» TASK DESCRIPTION
Write only how many lines in this data include "date".

» LISTED ENTRIES
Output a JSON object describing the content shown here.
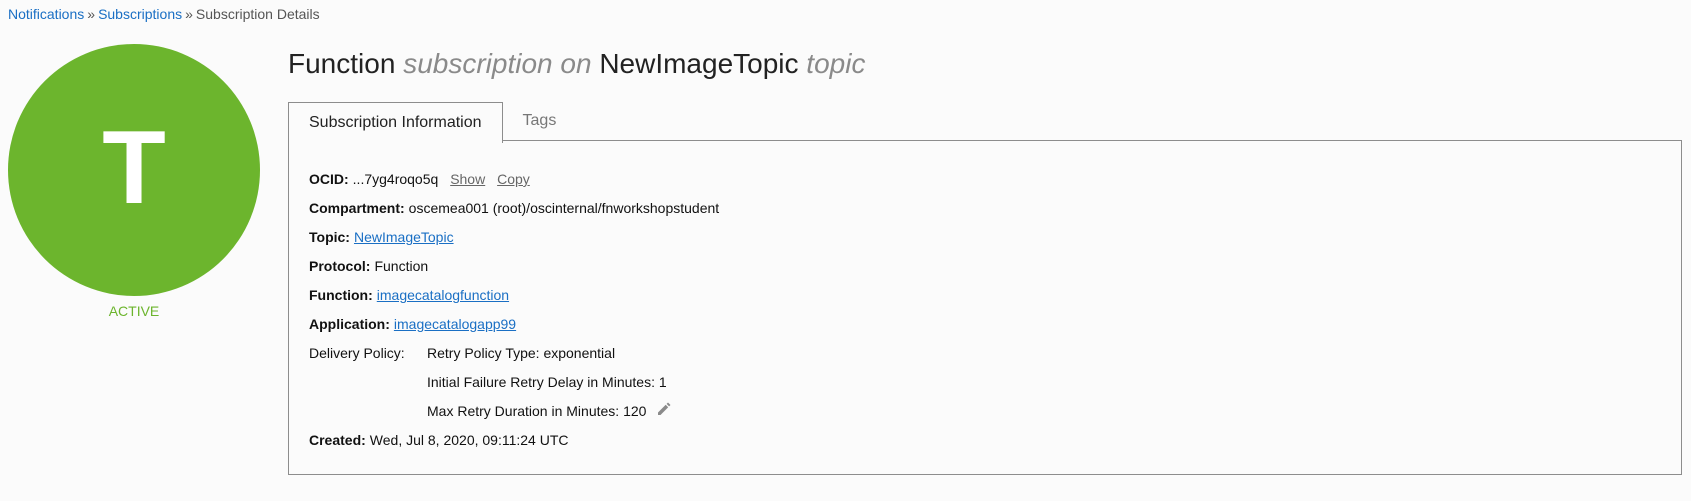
{
  "breadcrumb": {
    "items": [
      "Notifications",
      "Subscriptions",
      "Subscription Details"
    ],
    "separator": "»"
  },
  "avatar": {
    "letter": "T",
    "color": "#6cb52d"
  },
  "status": "ACTIVE",
  "title": {
    "protocol": "Function",
    "middle": "subscription on",
    "topic_name": "NewImageTopic",
    "suffix": "topic"
  },
  "tabs": [
    {
      "label": "Subscription Information",
      "active": true
    },
    {
      "label": "Tags",
      "active": false
    }
  ],
  "details": {
    "ocid": {
      "label": "OCID:",
      "value": "...7yg4roqo5q",
      "show": "Show",
      "copy": "Copy"
    },
    "compartment": {
      "label": "Compartment:",
      "value": "oscemea001 (root)/oscinternal/fnworkshopstudent"
    },
    "topic": {
      "label": "Topic:",
      "value": "NewImageTopic"
    },
    "protocol": {
      "label": "Protocol:",
      "value": "Function"
    },
    "function": {
      "label": "Function:",
      "value": "imagecatalogfunction"
    },
    "application": {
      "label": "Application:",
      "value": "imagecatalogapp99"
    },
    "delivery_policy": {
      "label": "Delivery Policy:",
      "retry_type": "Retry Policy Type: exponential",
      "initial_delay": "Initial Failure Retry Delay in Minutes: 1",
      "max_duration": "Max Retry Duration in Minutes: 120",
      "edit_icon": "pencil-icon"
    },
    "created": {
      "label": "Created:",
      "value": "Wed, Jul 8, 2020, 09:11:24 UTC"
    }
  },
  "colors": {
    "accent": "#6cb52d",
    "link": "#1a6fc4"
  }
}
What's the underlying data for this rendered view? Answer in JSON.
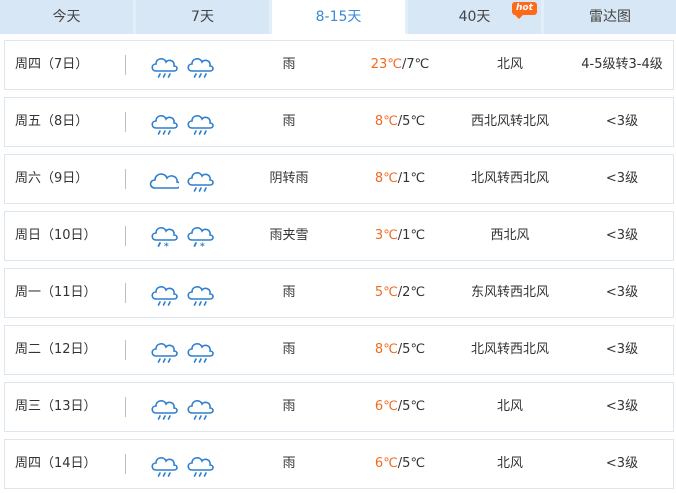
{
  "tabs": [
    {
      "label": "今天"
    },
    {
      "label": "7天"
    },
    {
      "label": "8-15天"
    },
    {
      "label": "40天",
      "badge": "hot"
    },
    {
      "label": "雷达图"
    }
  ],
  "active_tab": "8-15天",
  "colors": {
    "high_temp": "#f06b22",
    "active_tab": "#3a8ad6",
    "hot_badge": "#ff6a1a"
  },
  "forecast": [
    {
      "date": "周四（7日）",
      "icons": [
        "rain-cloud-icon",
        "rain-cloud-icon"
      ],
      "condition": "雨",
      "high": "23℃",
      "low": "/7℃",
      "wind": "北风",
      "level": "4-5级转3-4级"
    },
    {
      "date": "周五（8日）",
      "icons": [
        "rain-cloud-icon",
        "rain-cloud-icon"
      ],
      "condition": "雨",
      "high": "8℃",
      "low": "/5℃",
      "wind": "西北风转北风",
      "level": "<3级"
    },
    {
      "date": "周六（9日）",
      "icons": [
        "overcast-cloud-icon",
        "rain-cloud-icon"
      ],
      "condition": "阴转雨",
      "high": "8℃",
      "low": "/1℃",
      "wind": "北风转西北风",
      "level": "<3级"
    },
    {
      "date": "周日（10日）",
      "icons": [
        "sleet-cloud-icon",
        "sleet-cloud-icon"
      ],
      "condition": "雨夹雪",
      "high": "3℃",
      "low": "/1℃",
      "wind": "西北风",
      "level": "<3级"
    },
    {
      "date": "周一（11日）",
      "icons": [
        "rain-cloud-icon",
        "rain-cloud-icon"
      ],
      "condition": "雨",
      "high": "5℃",
      "low": "/2℃",
      "wind": "东风转西北风",
      "level": "<3级"
    },
    {
      "date": "周二（12日）",
      "icons": [
        "rain-cloud-icon",
        "rain-cloud-icon"
      ],
      "condition": "雨",
      "high": "8℃",
      "low": "/5℃",
      "wind": "北风转西北风",
      "level": "<3级"
    },
    {
      "date": "周三（13日）",
      "icons": [
        "rain-cloud-icon",
        "rain-cloud-icon"
      ],
      "condition": "雨",
      "high": "6℃",
      "low": "/5℃",
      "wind": "北风",
      "level": "<3级"
    },
    {
      "date": "周四（14日）",
      "icons": [
        "rain-cloud-icon",
        "rain-cloud-icon"
      ],
      "condition": "雨",
      "high": "6℃",
      "low": "/5℃",
      "wind": "北风",
      "level": "<3级"
    }
  ]
}
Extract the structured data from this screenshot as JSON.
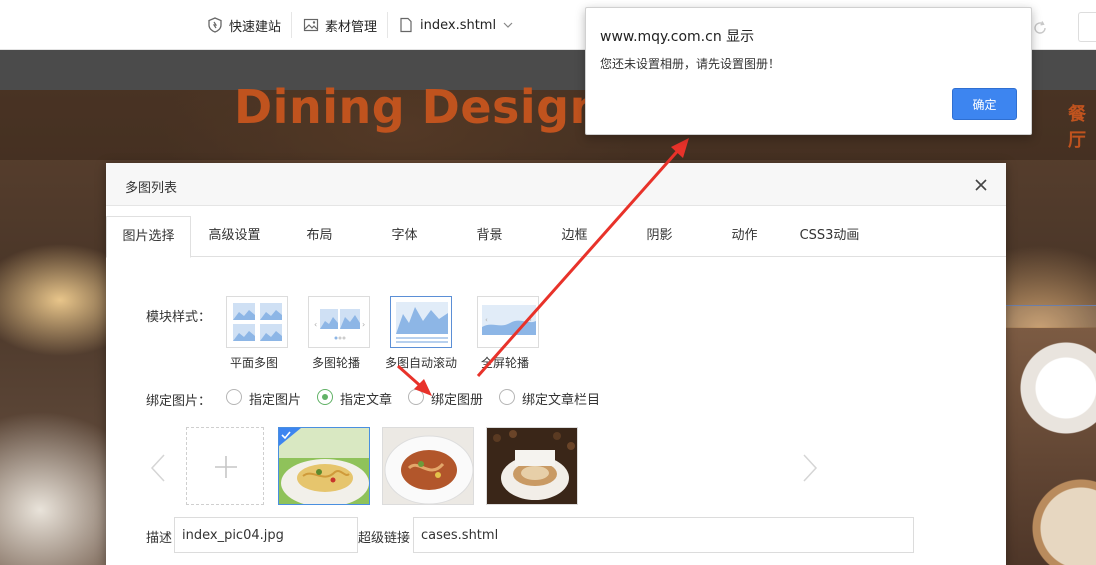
{
  "toolbar": {
    "quick_build": "快速建站",
    "material_manage": "素材管理",
    "file_name": "index.shtml"
  },
  "site": {
    "hero_title": "Dining Design",
    "hero_side_text": "餐厅"
  },
  "modal": {
    "title": "多图列表",
    "tabs": [
      {
        "label": "图片选择",
        "active": true
      },
      {
        "label": "高级设置"
      },
      {
        "label": "布局"
      },
      {
        "label": "字体"
      },
      {
        "label": "背景"
      },
      {
        "label": "边框"
      },
      {
        "label": "阴影"
      },
      {
        "label": "动作"
      },
      {
        "label": "CSS3动画"
      }
    ],
    "module_style_label": "模块样式：",
    "styles": [
      {
        "caption": "平面多图"
      },
      {
        "caption": "多图轮播"
      },
      {
        "caption": "多图自动滚动",
        "selected": true
      },
      {
        "caption": "全屏轮播"
      }
    ],
    "bind_label": "绑定图片：",
    "bind_options": [
      {
        "label": "指定图片"
      },
      {
        "label": "指定文章",
        "checked": true
      },
      {
        "label": "绑定图册"
      },
      {
        "label": "绑定文章栏目"
      }
    ],
    "desc_label": "描述",
    "desc_value": "index_pic04.jpg",
    "link_label": "超级链接",
    "link_value": "cases.shtml"
  },
  "alert": {
    "origin": "www.mqy.com.cn 显示",
    "message": "您还未设置相册，请先设置图册！",
    "ok_label": "确定"
  },
  "colors": {
    "accent_blue": "#3d85f0",
    "radio_green": "#62b267",
    "hero_orange": "#c0531e",
    "annotation_red": "#e8322a"
  }
}
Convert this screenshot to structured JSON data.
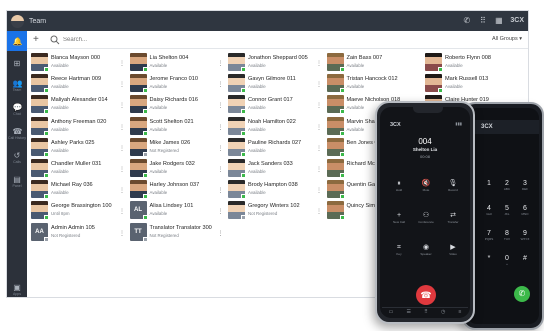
{
  "app": {
    "title": "Team",
    "brand": "3CX",
    "search_placeholder": "Search...",
    "groups_label": "All Groups ▾",
    "rail": [
      {
        "glyph": "🔔",
        "caption": "",
        "icon": "bell-icon"
      },
      {
        "glyph": "⊞",
        "caption": "",
        "icon": "windows-icon"
      },
      {
        "glyph": "👥",
        "caption": "Team",
        "icon": "team-icon"
      },
      {
        "glyph": "💬",
        "caption": "Chat",
        "icon": "chat-icon"
      },
      {
        "glyph": "☎",
        "caption": "Call History",
        "icon": "call-history-icon"
      },
      {
        "glyph": "↺",
        "caption": "Calls",
        "icon": "calls-icon"
      },
      {
        "glyph": "▤",
        "caption": "Panel",
        "icon": "panel-icon"
      },
      {
        "glyph": "▣",
        "caption": "Apps",
        "icon": "apps-icon"
      }
    ],
    "contacts": [
      {
        "name": "Blanca Mayson 000",
        "status": "Available",
        "initials": "",
        "available": true
      },
      {
        "name": "Lia Shelton 004",
        "status": "Available",
        "initials": "",
        "available": true
      },
      {
        "name": "Jonathon Sheppard 005",
        "status": "Available",
        "initials": "",
        "available": true
      },
      {
        "name": "Zain Bass 007",
        "status": "Available",
        "initials": "",
        "available": true
      },
      {
        "name": "Roberto Flynn 008",
        "status": "Available",
        "initials": "",
        "available": true
      },
      {
        "name": "Reece Hartman 009",
        "status": "Available",
        "initials": "",
        "available": true
      },
      {
        "name": "Jerome Franco 010",
        "status": "Available",
        "initials": "",
        "available": true
      },
      {
        "name": "Gavyn Gilmore 011",
        "status": "Available",
        "initials": "",
        "available": true
      },
      {
        "name": "Tristan Hancock 012",
        "status": "Available",
        "initials": "",
        "available": true
      },
      {
        "name": "Mark Russell 013",
        "status": "Available",
        "initials": "",
        "available": true
      },
      {
        "name": "Maliyah Alexander 014",
        "status": "Available",
        "initials": "",
        "available": true
      },
      {
        "name": "Daisy Richards 016",
        "status": "Available",
        "initials": "",
        "available": true
      },
      {
        "name": "Connor Grant 017",
        "status": "Available",
        "initials": "",
        "available": true
      },
      {
        "name": "Maeve Nicholson 018",
        "status": "Available",
        "initials": "",
        "available": true
      },
      {
        "name": "Claire Hunter 019",
        "status": "Available",
        "initials": "",
        "available": true
      },
      {
        "name": "Anthony Freeman 020",
        "status": "Available",
        "initials": "",
        "available": true
      },
      {
        "name": "Scott Shelton 021",
        "status": "Available",
        "initials": "",
        "available": true
      },
      {
        "name": "Noah Hamilton 022",
        "status": "Available",
        "initials": "",
        "available": true
      },
      {
        "name": "Marvin Shah 023",
        "status": "Available",
        "initials": "",
        "available": true
      },
      {
        "name": "Roland Wat",
        "status": "",
        "initials": "",
        "available": true
      },
      {
        "name": "Ashley Parks 025",
        "status": "Available",
        "initials": "",
        "available": true
      },
      {
        "name": "Mike James 026",
        "status": "Not Registered",
        "initials": "",
        "available": false
      },
      {
        "name": "Pauline Richards 027",
        "status": "Available",
        "initials": "",
        "available": true
      },
      {
        "name": "Ben Jones 02",
        "status": "",
        "initials": "",
        "available": true
      },
      {
        "name": "",
        "status": "",
        "initials": "",
        "available": true
      },
      {
        "name": "Chandler Muller 031",
        "status": "Available",
        "initials": "",
        "available": true
      },
      {
        "name": "Jake Rodgers 032",
        "status": "Available",
        "initials": "",
        "available": true
      },
      {
        "name": "Jack Sanders 033",
        "status": "Available",
        "initials": "",
        "available": true
      },
      {
        "name": "Richard Mcke",
        "status": "",
        "initials": "",
        "available": true
      },
      {
        "name": "",
        "status": "",
        "initials": "",
        "available": true
      },
      {
        "name": "Michael Ray 036",
        "status": "Available",
        "initials": "",
        "available": true
      },
      {
        "name": "Harley Johnson 037",
        "status": "Available",
        "initials": "",
        "available": true
      },
      {
        "name": "Brody Hampton 038",
        "status": "Available",
        "initials": "",
        "available": true
      },
      {
        "name": "Quentin Gam",
        "status": "",
        "initials": "",
        "available": true
      },
      {
        "name": "",
        "status": "",
        "initials": "",
        "available": true
      },
      {
        "name": "George Brassington 100",
        "status": "Until 8pm",
        "initials": "",
        "available": true
      },
      {
        "name": "Alisa Lindsey 101",
        "status": "Available",
        "initials": "AL",
        "available": true
      },
      {
        "name": "Gregory Winters 102",
        "status": "Not Registered",
        "initials": "",
        "available": false
      },
      {
        "name": "Quincy Simm",
        "status": "",
        "initials": "",
        "available": true
      },
      {
        "name": "",
        "status": "",
        "initials": "",
        "available": true
      },
      {
        "name": "Admin Admin 105",
        "status": "Not Registered",
        "initials": "AA",
        "available": false
      },
      {
        "name": "Translator Translator 300",
        "status": "Not Registered",
        "initials": "TT",
        "available": false
      }
    ]
  },
  "phone_front": {
    "brand": "3CX",
    "extension": "004",
    "caller": "Shelton Lia",
    "duration": "00:08",
    "controls": [
      {
        "glyph": "⏸",
        "label": "Hold",
        "icon": "hold-icon"
      },
      {
        "glyph": "🔇",
        "label": "Mute",
        "icon": "mute-icon"
      },
      {
        "glyph": "🎙",
        "label": "Record",
        "icon": "record-icon"
      },
      {
        "glyph": "+",
        "label": "New Call",
        "icon": "new-call-icon"
      },
      {
        "glyph": "⚇",
        "label": "Conference",
        "icon": "conference-icon"
      },
      {
        "glyph": "⇄",
        "label": "Transfer",
        "icon": "transfer-icon"
      },
      {
        "glyph": "⌗",
        "label": "Key",
        "icon": "keypad-icon"
      },
      {
        "glyph": "◉",
        "label": "Speaker",
        "icon": "speaker-icon"
      },
      {
        "glyph": "▶",
        "label": "Video",
        "icon": "video-icon"
      }
    ]
  },
  "phone_back": {
    "brand": "3CX",
    "keys": [
      {
        "d": "1",
        "s": ""
      },
      {
        "d": "2",
        "s": "ABC"
      },
      {
        "d": "3",
        "s": "DEF"
      },
      {
        "d": "4",
        "s": "GHI"
      },
      {
        "d": "5",
        "s": "JKL"
      },
      {
        "d": "6",
        "s": "MNO"
      },
      {
        "d": "7",
        "s": "PQRS"
      },
      {
        "d": "8",
        "s": "TUV"
      },
      {
        "d": "9",
        "s": "WXYZ"
      },
      {
        "d": "*",
        "s": ""
      },
      {
        "d": "0",
        "s": "+"
      },
      {
        "d": "#",
        "s": ""
      }
    ]
  },
  "colors": {
    "accent": "#1a73e8",
    "available": "#3cb94a",
    "hangup": "#e0393e",
    "titlebar": "#2f3640"
  }
}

» ANSWER TO THE PROBLEM
8